After legal assistants complained about sexist and racist conduct at Sanford Heisler Sharp LLP in June, name partner and chairman David Sanford repeatedly told staffers that the firm hired a “third-party neutral” as an “independent investigator,” according to emails he sent between July 1 and Aug. 10 that were obtained by Law360, as well as accounts from current and former employees.
But one Sanford Heisler attorney confirmed to Law360 that the investigator said “definitively that he was not a third-party neutral” and was actually retained by people with a relationship with the firm. The investigator wouldn’t say if he was reporting to Sanford Heisler’s outside counsel, according to the attorney.
Jacqueline Nolan-Haley, a Fordham University law professor who directs the school’s ADR & Conflict Resolution Program and the Mediation Clinic, said firms “in trouble” often hire attorneys to serve as fact-finders but said labeling them as third-party neutrals “shouldn’t be protective covering.”
“There’s a defined understanding of a third-party neutral — he’s helping two or more persons who are not clients to reach a resolution,” Nolan-Haley said. “There should be transparency in all of this, and the employees are entitled to know with whom they are dealing.”
A true third-party neutral cannot have an attorney-client relationship with any party in a dispute under an American Bar Association model rule adopted in 2002.
Attorneys who serve as third-party neutrals must be open about their role in a dispute and inform unrepresented parties that they are not representing them under the ABA Model Rules of Professional Conduct. They’re also supposed to explain the difference between their role as a third-party neutral and a lawyer’s position when they represent a client.

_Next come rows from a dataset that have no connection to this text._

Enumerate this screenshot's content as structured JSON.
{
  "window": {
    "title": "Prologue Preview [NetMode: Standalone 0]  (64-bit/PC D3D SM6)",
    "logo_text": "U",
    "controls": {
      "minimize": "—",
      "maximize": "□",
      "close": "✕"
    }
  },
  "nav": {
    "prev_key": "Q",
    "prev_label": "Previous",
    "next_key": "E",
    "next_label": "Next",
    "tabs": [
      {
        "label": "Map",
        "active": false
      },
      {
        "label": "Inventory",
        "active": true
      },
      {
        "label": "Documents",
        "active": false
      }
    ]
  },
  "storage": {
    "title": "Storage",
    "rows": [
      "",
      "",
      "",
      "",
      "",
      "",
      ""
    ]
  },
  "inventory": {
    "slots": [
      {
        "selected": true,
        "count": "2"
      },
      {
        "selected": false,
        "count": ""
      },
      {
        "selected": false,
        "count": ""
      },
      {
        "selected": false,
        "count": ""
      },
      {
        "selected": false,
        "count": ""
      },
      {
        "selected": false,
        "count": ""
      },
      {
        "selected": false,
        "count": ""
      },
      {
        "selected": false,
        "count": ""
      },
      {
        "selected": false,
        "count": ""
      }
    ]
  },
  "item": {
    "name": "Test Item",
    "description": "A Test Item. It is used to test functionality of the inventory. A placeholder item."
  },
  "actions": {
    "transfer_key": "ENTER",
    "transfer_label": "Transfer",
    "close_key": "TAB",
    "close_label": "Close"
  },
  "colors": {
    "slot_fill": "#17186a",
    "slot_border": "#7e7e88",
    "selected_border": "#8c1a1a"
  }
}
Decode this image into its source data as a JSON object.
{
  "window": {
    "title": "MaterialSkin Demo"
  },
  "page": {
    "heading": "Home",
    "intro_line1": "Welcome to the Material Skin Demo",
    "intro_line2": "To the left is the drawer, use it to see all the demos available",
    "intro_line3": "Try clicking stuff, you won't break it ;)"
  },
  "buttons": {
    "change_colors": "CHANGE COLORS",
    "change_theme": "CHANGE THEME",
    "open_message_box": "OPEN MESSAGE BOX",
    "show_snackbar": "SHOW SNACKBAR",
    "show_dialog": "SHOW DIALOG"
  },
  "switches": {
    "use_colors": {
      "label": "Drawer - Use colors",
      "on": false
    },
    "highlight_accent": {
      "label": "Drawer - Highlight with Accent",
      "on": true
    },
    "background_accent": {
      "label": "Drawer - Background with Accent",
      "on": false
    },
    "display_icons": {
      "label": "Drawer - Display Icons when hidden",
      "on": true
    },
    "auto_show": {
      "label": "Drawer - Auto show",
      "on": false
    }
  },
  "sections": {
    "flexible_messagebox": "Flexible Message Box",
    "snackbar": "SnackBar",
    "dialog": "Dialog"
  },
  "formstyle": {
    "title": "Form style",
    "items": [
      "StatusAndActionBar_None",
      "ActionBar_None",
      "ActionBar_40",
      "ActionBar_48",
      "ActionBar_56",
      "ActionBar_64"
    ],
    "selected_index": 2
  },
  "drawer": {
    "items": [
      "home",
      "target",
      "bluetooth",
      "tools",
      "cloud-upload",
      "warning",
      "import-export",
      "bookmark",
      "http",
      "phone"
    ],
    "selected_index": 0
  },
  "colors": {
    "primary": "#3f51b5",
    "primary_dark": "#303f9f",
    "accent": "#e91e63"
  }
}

“The reason is obvious: The parties might otherwise misunderstand the neutral lawyer’s role and erroneously believe that the lawyer is looking out for their interests as their lawyer and undertaking fiduciary obligations to them,” said Bruce Green, director of the Stein Center for Law and Ethics at Fordham Law School.